4J1V: Functional And Structural Studies Of Mobkl1b, A Salvador/warts/hippo Tumor Suppressor Pathway, In Hcv Replication
Seed Sequence-Matched Controls Reveal Limitations of Small Interfering RNA Knockdown in Functional and Structural Studies of Hepatitis C Virus NS5A-MOBKL1B Interaction
J. Virol. (2014) 88 p.11022-11033
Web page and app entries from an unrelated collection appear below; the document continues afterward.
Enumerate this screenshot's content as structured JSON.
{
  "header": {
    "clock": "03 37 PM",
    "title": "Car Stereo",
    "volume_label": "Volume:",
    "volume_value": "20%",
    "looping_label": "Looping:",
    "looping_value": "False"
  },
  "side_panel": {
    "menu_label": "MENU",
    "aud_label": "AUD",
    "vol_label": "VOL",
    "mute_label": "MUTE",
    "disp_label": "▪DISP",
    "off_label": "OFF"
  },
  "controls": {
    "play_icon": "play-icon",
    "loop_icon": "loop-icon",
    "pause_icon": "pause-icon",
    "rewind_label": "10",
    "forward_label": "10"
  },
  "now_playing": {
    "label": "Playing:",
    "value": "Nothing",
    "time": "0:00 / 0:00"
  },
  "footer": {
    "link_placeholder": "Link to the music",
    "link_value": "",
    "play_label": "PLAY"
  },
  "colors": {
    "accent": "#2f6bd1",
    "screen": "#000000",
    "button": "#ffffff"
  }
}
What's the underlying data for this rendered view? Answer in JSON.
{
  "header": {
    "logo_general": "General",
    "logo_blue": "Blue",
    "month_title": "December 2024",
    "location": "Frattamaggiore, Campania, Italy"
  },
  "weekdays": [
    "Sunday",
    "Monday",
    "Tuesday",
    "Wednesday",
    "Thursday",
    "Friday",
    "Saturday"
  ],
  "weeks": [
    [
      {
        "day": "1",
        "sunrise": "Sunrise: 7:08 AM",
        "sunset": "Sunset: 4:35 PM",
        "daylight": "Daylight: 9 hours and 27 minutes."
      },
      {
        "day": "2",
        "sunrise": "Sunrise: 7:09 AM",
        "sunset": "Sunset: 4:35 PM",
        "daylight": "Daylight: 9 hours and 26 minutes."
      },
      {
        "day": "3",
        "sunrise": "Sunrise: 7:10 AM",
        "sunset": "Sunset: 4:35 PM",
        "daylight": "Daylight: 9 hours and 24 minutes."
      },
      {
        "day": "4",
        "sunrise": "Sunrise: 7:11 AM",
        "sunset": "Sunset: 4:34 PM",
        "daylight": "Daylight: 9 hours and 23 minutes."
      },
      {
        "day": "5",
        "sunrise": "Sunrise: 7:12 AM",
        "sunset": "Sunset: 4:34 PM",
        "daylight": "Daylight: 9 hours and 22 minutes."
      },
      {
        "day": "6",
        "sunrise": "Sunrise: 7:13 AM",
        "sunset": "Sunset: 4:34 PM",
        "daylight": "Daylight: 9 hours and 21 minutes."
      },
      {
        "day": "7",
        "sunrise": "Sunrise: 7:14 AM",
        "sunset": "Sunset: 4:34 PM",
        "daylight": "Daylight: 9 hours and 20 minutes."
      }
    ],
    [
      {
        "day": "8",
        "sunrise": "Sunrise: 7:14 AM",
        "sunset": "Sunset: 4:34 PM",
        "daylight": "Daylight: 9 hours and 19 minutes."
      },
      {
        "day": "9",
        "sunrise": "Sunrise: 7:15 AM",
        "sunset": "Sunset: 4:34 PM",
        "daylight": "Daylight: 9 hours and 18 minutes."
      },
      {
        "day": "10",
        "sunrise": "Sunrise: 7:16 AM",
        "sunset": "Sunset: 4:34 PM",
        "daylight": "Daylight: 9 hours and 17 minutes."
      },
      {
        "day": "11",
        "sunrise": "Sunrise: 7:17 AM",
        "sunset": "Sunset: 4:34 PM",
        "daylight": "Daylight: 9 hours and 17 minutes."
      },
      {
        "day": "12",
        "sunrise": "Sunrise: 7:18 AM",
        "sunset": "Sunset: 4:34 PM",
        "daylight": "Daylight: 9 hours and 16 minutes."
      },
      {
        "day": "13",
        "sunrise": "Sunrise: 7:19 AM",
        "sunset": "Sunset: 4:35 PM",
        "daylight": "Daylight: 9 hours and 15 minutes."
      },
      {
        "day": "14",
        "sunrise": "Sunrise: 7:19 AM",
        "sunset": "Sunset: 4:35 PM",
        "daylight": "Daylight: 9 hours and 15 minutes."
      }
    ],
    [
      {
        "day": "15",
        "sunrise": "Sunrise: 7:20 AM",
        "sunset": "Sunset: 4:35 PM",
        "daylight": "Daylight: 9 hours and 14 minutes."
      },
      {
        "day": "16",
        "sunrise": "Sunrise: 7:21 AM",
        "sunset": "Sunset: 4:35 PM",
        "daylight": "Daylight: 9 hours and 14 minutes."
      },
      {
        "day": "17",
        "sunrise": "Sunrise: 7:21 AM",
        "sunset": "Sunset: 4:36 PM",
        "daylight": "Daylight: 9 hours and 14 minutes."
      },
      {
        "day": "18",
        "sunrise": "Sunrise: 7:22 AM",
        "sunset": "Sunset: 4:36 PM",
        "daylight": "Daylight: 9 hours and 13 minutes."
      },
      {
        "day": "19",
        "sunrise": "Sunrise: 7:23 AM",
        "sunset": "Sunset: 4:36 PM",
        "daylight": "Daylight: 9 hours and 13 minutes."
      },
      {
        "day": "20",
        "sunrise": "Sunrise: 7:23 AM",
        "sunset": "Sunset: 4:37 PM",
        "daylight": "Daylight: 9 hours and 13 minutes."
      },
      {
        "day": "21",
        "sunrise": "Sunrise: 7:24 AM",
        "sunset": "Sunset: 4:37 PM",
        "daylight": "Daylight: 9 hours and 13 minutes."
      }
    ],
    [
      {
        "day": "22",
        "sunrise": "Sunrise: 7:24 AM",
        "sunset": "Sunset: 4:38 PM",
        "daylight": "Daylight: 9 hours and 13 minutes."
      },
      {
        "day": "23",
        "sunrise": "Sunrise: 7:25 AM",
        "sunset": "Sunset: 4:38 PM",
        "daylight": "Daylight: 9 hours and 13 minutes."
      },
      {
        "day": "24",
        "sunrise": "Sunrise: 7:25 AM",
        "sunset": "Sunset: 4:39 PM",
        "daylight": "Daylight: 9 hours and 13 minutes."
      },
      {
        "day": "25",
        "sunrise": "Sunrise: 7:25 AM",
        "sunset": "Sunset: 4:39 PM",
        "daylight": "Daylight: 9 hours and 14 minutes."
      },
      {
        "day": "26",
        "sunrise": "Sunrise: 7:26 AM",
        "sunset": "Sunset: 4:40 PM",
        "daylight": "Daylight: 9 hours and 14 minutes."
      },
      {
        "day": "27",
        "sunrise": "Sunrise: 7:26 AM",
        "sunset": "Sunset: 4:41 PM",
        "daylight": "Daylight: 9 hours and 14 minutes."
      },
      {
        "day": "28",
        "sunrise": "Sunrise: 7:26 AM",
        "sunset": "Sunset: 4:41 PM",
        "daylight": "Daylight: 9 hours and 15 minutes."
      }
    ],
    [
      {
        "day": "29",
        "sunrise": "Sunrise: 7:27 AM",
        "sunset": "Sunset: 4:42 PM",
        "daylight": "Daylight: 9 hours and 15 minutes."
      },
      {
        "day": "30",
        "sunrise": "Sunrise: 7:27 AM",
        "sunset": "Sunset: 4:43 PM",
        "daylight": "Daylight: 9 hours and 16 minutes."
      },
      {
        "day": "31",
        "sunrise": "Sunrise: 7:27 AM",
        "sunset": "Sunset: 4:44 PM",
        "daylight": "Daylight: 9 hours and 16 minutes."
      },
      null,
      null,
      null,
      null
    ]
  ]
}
Hepatitis C virus (HCV) is a widespread human pathogen causing liver cirrhosis and cancer. Similar to the case for other viruses, HCV depends on host and viral factors to complete its life cycle. We used proteomic and yeast two-hybrid approaches to elucidate host factors involved in HCV nonstructural protein NS5A function and found that MOBKL1B interacts with NS5A. Initial experiments with small interfering RNA (siRNA) knockdown suggesting a role in HCV replication led us to examine the interaction using biochemical and structural approaches. As revealed by a cocrystal structure of a core MOBKL1B-NS5A peptide complex at 1.95 A, NS5A binds to a hydrophobic patch on the MOBKL1B surface. Biosensor binding assays identified a highly conserved, 18-amino-acid binding site in domain II of NS5A, which encompasses residues implicated in cyclophilin A (CypA)-dependent HCV RNA replication. However, a CypA-independent HCV variant had reduced replication in MOBKL1B knockdown cells, even though its NS5A does not interact with MOBKL1B. These discordant results prompted more extensive studies of MOBKL1B gene knockdowns, which included additional siRNAs and specifically matched seed sequence siRNA controls. We found that reduced virus replication after treating cells with MOBKL1B siRNA was actually due to off-target inhibition, which indicated that the initial finding of virus replication dependence on the MOBKL1B-NS5A interaction was incorrect. Ultimately, using several approaches, we found no relationship of the MOBKL1B-NS5A interaction to virus replication. These findings collectively serve as a reminder to investigators and scientific reviewers of the pervasive impact of siRNA off-target effects on interpretation of biological data. IMPORTANCE: Our study illustrates an underappreciated shortcoming of siRNA gene knockdown technology. We initially identified a cellular protein, MOBKL1B, as a binding partner with the NS5A protein of hepatitis C virus (HCV). MOBKL1B siRNA, but not irrelevant RNA, treatment was associated with both reduced virus replication and the absence of MOBKL1B. Believing that HCV replication depended on the MOBKL1B-NS5A interaction, we carried out structural and biochemical analyses. Unexpectedly, an HCV variant lacking the MOBKL1B-NS5A interaction could not replicate after cells were treated with MOBKL1B siRNA. By repeating the MOBKL1B siRNA knockdowns and including seed sequence-matched siRNA instead of irrelevant siRNA as a control, we found that the MOBKL1B siRNAs utilized had off-target inhibitory effects on virus replication. Collectively, our results suggest that stricter controls must be utilized in all RNA interference (RNAi)-mediated gene knockdown experiments to ensure sound conclusions and a reliable scientific knowledge database.